With this new release, the scientists behind DeepMind hope to accelerate research into obscure organisms and open up a new field called metaproteomics.
“Now scientists can explore this entire database and look for patterns — correlations between species and evolutionary patterns that might not have been obvious until now,” Demis Hassabis, CEO of DeepMind, said in a telephone interview.
Proteins start as chains of chemical compounds, then twist and fold into three-dimensional shapes that determine how these molecules bind to others. If scientists can pinpoint the shape of a particular protein, they can decipher how it works.
This knowledge is often a vital part of disease and disease control. For example, bacteria are resistant to antibiotics by expressing certain proteins. If scientists can understand how these proteins work, they can begin to fight antibiotic resistance.
In the past, determining the shape of a protein required extensive experimentation using X-rays, microscopes, and other instruments on a lab bench. Now, knowing the range of chemical compounds that make up a protein, AlphaFold can predict its shape.
The technology isn’t perfect. But it can predict the shape of a protein with an accuracy comparable to physics experiments about 63 percent of the time, according to independent control tests. With a forecast in hand, scientists can test its accuracy relatively quickly.

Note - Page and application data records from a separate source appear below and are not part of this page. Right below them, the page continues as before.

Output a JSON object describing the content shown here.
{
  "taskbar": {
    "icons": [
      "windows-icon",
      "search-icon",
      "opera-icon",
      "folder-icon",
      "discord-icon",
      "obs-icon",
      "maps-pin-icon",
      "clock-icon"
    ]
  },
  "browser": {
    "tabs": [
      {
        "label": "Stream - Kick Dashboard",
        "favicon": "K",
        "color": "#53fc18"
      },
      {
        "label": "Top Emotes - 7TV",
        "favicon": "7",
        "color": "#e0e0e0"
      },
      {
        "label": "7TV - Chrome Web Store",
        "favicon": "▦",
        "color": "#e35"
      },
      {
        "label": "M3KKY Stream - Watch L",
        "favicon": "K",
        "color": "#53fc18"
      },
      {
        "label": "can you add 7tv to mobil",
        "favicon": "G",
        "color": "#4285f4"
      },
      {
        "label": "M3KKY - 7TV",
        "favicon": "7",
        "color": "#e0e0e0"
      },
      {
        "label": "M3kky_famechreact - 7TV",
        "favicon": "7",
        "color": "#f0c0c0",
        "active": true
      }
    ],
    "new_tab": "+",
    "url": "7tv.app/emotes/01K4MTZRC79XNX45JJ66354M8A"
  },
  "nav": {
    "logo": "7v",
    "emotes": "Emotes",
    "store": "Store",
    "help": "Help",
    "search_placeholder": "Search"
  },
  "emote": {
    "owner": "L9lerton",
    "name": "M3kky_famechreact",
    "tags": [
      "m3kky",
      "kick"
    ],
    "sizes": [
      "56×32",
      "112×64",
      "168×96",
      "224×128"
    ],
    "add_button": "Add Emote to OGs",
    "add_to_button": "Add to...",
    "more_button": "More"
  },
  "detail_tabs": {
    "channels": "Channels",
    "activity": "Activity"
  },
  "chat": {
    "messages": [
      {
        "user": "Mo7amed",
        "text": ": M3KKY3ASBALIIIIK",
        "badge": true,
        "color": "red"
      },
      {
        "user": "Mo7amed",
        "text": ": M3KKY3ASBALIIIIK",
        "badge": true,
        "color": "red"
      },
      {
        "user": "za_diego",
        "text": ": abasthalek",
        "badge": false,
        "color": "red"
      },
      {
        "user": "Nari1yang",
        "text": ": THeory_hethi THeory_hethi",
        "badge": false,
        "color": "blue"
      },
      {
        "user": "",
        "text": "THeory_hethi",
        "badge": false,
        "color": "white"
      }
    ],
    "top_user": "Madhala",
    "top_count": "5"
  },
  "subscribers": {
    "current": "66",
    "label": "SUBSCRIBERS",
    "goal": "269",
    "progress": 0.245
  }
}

Clement Verba, a UC San Francisco researcher who uses the technology to understand the coronavirus and prepare for similar pandemics, said the technology has “recharged” that work, often saving months of experimentation time. Others have used this tool to fight gastroenteritis, malaria, and Parkinson’s disease.
The technology has also accelerated research beyond the human body, including efforts to improve the health of honey bees. The expanded DeepMind database can help an even larger community of scientists achieve similar benefits.
Like dr. Hassabis, Dr. Verba believes the database will provide new ways to understand how proteins behave across species. He also sees it as a way to train a new generation of scientists. Not all researchers understand this kind of structural biology; a database of all known proteins lowers the entry bar. “It could bring structural biology to the masses,” says the doctor. Verba said.